There’s even a long snapper invited: the Crimson Tide’s Thomas Fletcher.
Heisman Trophy winner Devonta Smith and Tide teammate Jaylen Waddle are among the wide receivers who would have been at the combine, along with Smith’s All-America counterpart, Elijah Moore of Mississippi.
Several FCS and lower division schools have players on the list, including North Dakota State, Illinois State, Grambling State, Nicholls State, North Carolina Central, Northern Iowa, Charleston (Division II), Central Missouri State (Division II) and Wisconsin-Whitewater (Division III).

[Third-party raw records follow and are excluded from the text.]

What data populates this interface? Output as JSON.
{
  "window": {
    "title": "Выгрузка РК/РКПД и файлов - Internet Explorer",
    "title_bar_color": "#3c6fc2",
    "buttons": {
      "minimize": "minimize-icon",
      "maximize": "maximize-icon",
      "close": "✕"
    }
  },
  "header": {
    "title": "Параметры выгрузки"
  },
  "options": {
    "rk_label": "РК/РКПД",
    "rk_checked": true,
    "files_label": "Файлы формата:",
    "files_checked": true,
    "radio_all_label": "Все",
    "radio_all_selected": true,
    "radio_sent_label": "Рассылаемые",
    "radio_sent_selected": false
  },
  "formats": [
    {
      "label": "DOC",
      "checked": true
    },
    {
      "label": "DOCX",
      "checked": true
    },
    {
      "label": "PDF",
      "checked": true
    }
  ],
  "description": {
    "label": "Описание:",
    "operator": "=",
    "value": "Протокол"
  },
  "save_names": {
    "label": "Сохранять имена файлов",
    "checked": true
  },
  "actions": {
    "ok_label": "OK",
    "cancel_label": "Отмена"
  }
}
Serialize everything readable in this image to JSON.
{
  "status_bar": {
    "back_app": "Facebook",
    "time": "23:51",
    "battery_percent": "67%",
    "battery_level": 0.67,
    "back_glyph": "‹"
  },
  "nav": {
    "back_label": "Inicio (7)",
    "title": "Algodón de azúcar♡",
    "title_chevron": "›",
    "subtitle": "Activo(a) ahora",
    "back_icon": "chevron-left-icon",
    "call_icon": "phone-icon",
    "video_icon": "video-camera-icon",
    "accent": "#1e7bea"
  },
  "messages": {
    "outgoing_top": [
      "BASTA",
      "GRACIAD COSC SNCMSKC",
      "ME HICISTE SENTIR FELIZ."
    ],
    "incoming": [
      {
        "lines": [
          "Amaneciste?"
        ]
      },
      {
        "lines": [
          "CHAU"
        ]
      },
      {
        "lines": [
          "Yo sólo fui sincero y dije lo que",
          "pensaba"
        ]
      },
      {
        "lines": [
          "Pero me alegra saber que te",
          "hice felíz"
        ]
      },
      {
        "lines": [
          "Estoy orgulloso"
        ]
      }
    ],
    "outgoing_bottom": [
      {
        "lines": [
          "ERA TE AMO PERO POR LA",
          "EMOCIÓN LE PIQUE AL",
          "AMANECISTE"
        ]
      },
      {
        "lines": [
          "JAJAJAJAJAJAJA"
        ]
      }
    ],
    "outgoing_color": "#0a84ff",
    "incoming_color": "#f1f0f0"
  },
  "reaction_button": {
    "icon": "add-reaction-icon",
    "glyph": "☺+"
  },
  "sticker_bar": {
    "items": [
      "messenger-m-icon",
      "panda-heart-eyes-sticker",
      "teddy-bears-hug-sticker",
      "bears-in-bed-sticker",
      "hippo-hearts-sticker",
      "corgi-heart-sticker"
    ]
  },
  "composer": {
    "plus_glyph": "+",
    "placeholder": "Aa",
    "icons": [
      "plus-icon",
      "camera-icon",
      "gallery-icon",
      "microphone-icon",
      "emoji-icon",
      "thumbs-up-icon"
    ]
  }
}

The latter school is expecting representatives from all 32 clubs at its pro day, when its one combine player, guard Quinn Meinerz, is planning to work.
Some prospects already have appeared in all-star games such as the Senior Bowl and Hula Bowl. The flood of pro days begins Friday at Kansas.
Key pro days at which many likely high draft picks will work — albeit in a choreographed practice — are Alabama’s two (March 23 and 30); Ohio State (March 30); Oklahoma (March 12); Notre Dame (March 31); Georgia (March 17); Iowa State (March 23); Texas (March 11); Texas A&M (March 30); Clemson (March 11); Wisconsin (March 10); and Penn State (March 25).
Such NFL teams as the Detroit Lions, who select seventh overall, will be paying close attention.
“When you pick inside the top 10, you better know every single position regardless of the circumstances currently on your roster,” said new Lions general manager Brad Holmes. “There’s really not a position that I can sit here and say that I see as thin right now just because in relevance of where we’re picking at, we have to be prepared to know all positions and that’s part of the process that we’re doing now.”
That process is not any easier without a combine.
Prospects already are getting tested at non-sanctioned events that the NFL has barred officials from attending. At the EXOS mini-combine in Arizona, wide receiver Rashod Bateman of Minnesota, a combine invitee, ran a 4.37 hand-timed and 4.39 laser-timed 40. DE Milton Williams of Louisiana Tech, also an Indy invitee, had a 35-inch vertical jump and ran a 4.63. And Tylan Wallace, Oklahoma State’s highly regarded wideout, ran a 4.39.